|The new Negros Island Region of the Philippines. Map by Roel Balingit (source) CC BY-SA|
Meanwhile, in the US, the state of South Dakota's Shannon County changed its name to Oglala Lakota County to better represent its indigenous population, and Alaska's Wade Hampton Census Area (a statistical unit equivalent in scale to a county) had its name changed to Kusilvak Census Area. Wade Hampton was a pro-slavery politician in the US South who only had the region named after him because his son-in-law served as a judge in a nearby Alaska town.
Though not technically an administrative subdivision, we'd be remiss not to mention the Kooki Chieftanship's secession from the Buganda Kingdom - the two being semi-official traditional monarchies within Uganda, exercising limited local powers.
|The Zimbabwe dollar was retired after losing most of its value|
Then, North Korea added a whole new time zone to the world map, setting its clocks back 30 minutes from South Korea and Japan, to become the only place where standard time is 8 1/2 hours ahead of UTC (formerly Greenwich Mean Time). Meanwhile, Australia deleted a world time zone when it approved a time change for the tiny territory of Norfolk Island, once the only place in the world at +11 1/2 hours, which is now at +11 along with much of the Melanesia region.

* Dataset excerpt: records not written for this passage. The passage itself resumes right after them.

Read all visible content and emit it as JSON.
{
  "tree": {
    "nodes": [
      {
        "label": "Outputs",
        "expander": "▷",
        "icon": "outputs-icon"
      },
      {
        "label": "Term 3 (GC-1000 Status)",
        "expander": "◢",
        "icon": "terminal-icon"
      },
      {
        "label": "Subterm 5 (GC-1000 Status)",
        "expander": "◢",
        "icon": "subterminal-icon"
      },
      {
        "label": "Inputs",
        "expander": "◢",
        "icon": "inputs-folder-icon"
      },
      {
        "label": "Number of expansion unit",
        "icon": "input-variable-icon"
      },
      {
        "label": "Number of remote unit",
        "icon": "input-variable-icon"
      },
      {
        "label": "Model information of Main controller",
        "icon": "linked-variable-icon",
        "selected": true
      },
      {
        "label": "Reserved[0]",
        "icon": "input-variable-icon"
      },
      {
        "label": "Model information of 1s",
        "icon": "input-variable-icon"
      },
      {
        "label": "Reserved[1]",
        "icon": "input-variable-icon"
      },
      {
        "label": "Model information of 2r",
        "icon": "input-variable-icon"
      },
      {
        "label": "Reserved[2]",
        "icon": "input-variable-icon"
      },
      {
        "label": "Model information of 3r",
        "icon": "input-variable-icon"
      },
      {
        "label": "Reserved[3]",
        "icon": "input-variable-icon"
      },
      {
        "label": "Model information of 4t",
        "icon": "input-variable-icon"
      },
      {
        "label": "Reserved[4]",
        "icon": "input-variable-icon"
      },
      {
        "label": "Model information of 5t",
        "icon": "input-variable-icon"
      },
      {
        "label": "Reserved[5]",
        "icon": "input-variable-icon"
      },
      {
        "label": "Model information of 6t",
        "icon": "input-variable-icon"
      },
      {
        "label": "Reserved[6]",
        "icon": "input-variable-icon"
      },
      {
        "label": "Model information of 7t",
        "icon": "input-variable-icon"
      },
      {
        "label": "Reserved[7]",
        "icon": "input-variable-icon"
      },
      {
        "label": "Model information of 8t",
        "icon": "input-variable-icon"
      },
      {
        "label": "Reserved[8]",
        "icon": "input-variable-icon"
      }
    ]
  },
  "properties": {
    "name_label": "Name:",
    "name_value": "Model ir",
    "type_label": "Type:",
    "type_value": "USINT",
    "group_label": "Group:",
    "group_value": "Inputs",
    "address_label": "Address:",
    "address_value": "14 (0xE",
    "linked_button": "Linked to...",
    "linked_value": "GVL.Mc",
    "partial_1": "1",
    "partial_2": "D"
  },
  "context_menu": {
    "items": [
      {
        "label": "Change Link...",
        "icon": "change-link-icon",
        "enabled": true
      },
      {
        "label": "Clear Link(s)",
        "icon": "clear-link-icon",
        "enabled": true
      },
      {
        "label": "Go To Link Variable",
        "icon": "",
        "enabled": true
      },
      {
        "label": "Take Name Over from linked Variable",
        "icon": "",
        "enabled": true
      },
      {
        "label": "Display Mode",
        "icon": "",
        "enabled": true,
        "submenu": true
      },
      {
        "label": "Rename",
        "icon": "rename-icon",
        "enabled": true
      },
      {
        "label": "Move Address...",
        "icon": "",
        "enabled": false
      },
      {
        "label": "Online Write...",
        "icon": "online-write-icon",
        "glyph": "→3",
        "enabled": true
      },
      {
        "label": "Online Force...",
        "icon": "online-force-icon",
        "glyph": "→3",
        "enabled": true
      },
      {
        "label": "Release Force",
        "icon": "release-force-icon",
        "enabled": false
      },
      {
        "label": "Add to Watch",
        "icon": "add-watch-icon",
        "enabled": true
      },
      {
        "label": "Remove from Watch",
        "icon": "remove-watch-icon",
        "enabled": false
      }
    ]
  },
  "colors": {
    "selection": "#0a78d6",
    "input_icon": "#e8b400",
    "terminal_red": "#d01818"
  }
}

It also aligns with southeastern Australia part of the year, when some provinces go forward an hour for Daylight Savings Time while Norfolk keeps its clocks the same.
|Updated map of the time zones of the world by TimeZonesBoy (click for full map and license information)|
Meanwhile, Uruguay is also now permanently at -3 after abolishing DST, which used to move it ahead to -2 in the summer. Mongolia, for its part, reintroduced DST after a history of switching back and forth, while the British Caribbean territory of the Cayman Islands introduced DST for the first time.
In other time zone changes, the US town of Metlakatla switched from Pacific Time (-8) to Alaska Time (-9), while the Canadian town of Fort Nelson switched from Pacific Time (-8) to Mountain Time (-7). Turkey and Palestine changed the dates that Daylight Savings Time was in effect, and Egypt planned to observe DST in 2015, but changed its mind in the face of public opposition.